In current circumstances there are also some severe doubts about the availability of negotiating skills on the UK side. This is not just a matter of a dearth of experienced trade negotiators: the number of old-fashioned trade unionists (brought up in a culture of hard bargaining on behalf of their members) now to be found in front line politics, and who might in other circumstances have served, is much diminished.

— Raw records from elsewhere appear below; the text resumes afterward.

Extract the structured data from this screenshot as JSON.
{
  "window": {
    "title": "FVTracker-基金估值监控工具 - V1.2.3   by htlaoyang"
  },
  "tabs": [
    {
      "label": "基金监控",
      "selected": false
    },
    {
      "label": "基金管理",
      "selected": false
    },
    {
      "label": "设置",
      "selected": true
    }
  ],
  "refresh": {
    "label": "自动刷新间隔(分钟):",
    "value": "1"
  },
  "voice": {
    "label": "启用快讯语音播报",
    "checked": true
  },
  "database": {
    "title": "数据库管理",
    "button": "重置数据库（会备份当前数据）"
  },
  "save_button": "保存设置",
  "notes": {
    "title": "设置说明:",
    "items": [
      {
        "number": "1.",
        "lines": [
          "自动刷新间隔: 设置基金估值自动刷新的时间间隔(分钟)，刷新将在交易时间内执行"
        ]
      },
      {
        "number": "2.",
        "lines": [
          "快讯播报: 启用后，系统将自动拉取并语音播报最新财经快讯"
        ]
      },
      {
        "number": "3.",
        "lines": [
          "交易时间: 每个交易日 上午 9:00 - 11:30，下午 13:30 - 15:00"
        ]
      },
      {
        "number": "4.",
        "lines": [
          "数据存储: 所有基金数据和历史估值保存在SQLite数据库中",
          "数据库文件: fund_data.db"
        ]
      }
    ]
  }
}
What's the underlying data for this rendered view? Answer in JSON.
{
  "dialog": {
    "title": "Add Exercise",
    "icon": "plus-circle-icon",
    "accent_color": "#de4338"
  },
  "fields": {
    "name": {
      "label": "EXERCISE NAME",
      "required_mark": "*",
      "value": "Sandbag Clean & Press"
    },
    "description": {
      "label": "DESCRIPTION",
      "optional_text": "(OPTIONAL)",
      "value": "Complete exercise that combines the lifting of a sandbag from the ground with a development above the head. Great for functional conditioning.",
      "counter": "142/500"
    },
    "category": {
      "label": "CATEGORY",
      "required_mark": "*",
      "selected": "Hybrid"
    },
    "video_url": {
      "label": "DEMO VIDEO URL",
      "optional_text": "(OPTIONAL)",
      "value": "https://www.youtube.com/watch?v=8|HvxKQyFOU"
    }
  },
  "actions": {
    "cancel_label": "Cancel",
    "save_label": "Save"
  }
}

A concrete example illustrates the possibility of ending up with something worse. In a referendum the Swiss rejected membership of the EEA at its outset and subsequently negotiated a series of bespoke agreements with the EU (reported to total over 120), including in relation to the free movement of persons. Much more recently, in referendum on 9 February 2014, the Swiss have voted to impose stricter immigration controls, but, under the terms of the relevant agreement, this has to be negotiated with the EU. Two and a half years’ later the negotiations are still ongoing. In contrast, as a Contracting Party to the EEAA, the relevant actions could have been taken unilaterally and without significant delay.
Negotiating bespoke arrangements could pose particular issues for Scotland. For example, I understand that Scottish fishermen have already expressed anxieties that the potentially beneficial effects of repatriation of fisheries policy powers will be bargained away in Brexit negotiations. My general view is that the Scottish Government and Parliament will have an easier task in monitoring developments and influencing outcomes in the context of a negotiation based on making “necessary amendments” to a relatively simple, existing Agreement than in staying abreast of the more complex, more protracted negotiations that starting from scratch would likely entail.
This last point is reinforced by the fact that the ‘off-the-shelf EEAA’ has been previously scrutinised by the Parliaments of Iceland and Norway, countries whose interests have a more than average degree of alignment with Scottish interests in some major policy areas.